■ GOAL OF THE EXERCISE ■
Extract every line from the records below that contains the word "name".

══════════════════════════════

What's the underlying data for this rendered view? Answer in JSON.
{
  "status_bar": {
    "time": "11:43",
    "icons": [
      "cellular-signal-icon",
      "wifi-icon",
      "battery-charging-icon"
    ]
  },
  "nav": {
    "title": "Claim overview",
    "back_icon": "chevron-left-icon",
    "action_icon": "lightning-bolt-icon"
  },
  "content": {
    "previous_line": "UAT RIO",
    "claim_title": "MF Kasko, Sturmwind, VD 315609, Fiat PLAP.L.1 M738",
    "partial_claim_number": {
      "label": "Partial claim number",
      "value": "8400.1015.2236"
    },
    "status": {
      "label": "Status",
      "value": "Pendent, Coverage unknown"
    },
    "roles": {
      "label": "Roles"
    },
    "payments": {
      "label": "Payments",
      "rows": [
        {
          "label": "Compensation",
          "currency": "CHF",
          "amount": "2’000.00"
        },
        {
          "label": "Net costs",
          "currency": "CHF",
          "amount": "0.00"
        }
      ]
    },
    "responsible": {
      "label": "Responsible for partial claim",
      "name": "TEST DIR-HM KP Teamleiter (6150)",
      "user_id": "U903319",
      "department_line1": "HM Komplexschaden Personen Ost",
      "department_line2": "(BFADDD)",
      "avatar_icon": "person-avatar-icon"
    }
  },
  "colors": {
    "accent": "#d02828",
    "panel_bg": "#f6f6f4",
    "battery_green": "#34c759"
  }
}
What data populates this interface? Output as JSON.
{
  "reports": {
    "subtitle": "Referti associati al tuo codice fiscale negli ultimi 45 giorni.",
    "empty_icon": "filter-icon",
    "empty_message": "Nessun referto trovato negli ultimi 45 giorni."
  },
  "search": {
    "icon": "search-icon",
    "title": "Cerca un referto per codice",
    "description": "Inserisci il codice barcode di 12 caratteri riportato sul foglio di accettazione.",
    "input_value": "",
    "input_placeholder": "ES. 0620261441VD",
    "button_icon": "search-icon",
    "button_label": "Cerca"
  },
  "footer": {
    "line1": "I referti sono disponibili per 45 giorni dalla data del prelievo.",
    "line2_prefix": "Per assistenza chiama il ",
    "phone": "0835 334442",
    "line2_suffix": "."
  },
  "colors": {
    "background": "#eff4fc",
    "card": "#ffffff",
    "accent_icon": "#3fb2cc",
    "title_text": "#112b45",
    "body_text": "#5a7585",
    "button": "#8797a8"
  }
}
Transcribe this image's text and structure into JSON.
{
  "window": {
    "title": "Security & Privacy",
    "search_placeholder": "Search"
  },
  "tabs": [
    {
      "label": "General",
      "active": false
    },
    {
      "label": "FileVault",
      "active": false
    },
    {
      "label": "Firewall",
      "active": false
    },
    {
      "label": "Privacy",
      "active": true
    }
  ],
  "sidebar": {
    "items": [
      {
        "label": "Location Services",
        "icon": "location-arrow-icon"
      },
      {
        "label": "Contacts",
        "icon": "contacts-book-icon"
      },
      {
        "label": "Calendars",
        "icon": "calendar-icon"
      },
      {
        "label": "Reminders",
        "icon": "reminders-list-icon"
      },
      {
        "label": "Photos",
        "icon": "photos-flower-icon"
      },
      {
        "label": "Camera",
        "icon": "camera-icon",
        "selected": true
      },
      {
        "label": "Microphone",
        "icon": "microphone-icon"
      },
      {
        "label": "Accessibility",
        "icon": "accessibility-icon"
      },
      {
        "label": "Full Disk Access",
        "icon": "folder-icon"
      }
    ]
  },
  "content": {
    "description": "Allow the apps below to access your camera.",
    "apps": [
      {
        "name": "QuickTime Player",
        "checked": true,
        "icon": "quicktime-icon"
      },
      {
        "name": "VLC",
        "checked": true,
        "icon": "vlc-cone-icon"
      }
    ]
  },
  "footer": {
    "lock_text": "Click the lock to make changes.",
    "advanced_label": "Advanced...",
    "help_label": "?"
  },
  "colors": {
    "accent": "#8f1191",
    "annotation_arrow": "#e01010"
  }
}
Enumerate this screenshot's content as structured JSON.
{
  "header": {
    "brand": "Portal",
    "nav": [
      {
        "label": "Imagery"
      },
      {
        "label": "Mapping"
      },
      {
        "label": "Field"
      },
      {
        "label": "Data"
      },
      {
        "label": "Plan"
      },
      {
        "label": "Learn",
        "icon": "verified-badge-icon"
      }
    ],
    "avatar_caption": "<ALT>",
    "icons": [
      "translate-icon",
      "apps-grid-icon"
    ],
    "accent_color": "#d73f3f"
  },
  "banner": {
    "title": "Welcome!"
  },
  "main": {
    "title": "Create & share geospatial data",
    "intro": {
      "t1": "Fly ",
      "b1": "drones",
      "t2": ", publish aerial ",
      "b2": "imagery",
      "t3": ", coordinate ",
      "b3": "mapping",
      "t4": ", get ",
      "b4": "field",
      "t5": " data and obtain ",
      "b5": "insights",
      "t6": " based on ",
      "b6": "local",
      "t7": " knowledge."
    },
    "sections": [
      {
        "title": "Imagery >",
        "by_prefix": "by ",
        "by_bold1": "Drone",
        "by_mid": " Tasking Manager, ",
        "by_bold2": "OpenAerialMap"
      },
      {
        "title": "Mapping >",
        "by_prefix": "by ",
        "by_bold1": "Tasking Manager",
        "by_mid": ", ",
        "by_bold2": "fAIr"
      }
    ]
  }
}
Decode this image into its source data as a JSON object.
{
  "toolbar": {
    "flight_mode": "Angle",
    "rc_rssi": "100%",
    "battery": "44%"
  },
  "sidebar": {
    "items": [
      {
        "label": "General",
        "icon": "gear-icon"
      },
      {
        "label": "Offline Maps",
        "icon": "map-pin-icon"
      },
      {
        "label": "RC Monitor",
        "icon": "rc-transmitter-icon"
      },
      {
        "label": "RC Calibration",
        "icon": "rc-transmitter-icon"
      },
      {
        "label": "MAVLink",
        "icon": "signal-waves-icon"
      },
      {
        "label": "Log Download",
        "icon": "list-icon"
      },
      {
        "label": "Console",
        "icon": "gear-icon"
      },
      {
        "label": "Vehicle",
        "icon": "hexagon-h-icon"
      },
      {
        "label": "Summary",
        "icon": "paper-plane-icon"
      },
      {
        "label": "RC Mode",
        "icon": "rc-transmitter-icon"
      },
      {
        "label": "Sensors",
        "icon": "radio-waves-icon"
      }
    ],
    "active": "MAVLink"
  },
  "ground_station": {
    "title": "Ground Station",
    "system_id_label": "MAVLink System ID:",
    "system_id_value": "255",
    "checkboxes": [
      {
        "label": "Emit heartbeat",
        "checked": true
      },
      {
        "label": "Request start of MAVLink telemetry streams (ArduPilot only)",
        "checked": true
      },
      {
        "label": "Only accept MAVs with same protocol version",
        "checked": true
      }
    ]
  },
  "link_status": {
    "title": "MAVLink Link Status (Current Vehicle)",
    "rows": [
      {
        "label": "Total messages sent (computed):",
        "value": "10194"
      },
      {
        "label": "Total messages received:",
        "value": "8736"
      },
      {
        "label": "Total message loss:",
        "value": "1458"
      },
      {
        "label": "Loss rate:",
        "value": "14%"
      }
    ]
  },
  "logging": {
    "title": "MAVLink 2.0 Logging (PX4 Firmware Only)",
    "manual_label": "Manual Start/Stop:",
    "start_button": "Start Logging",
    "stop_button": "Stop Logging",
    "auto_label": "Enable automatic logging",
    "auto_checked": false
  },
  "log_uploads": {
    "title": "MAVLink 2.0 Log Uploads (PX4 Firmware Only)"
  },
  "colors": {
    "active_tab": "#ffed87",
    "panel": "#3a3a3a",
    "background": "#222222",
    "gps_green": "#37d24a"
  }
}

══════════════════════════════

■ REPLY TO THE EXERCISE ■
      "name": "TEST DIR-HM KP Teamleiter (6150)",
        "name": "QuickTime Player",
        "name": "VLC",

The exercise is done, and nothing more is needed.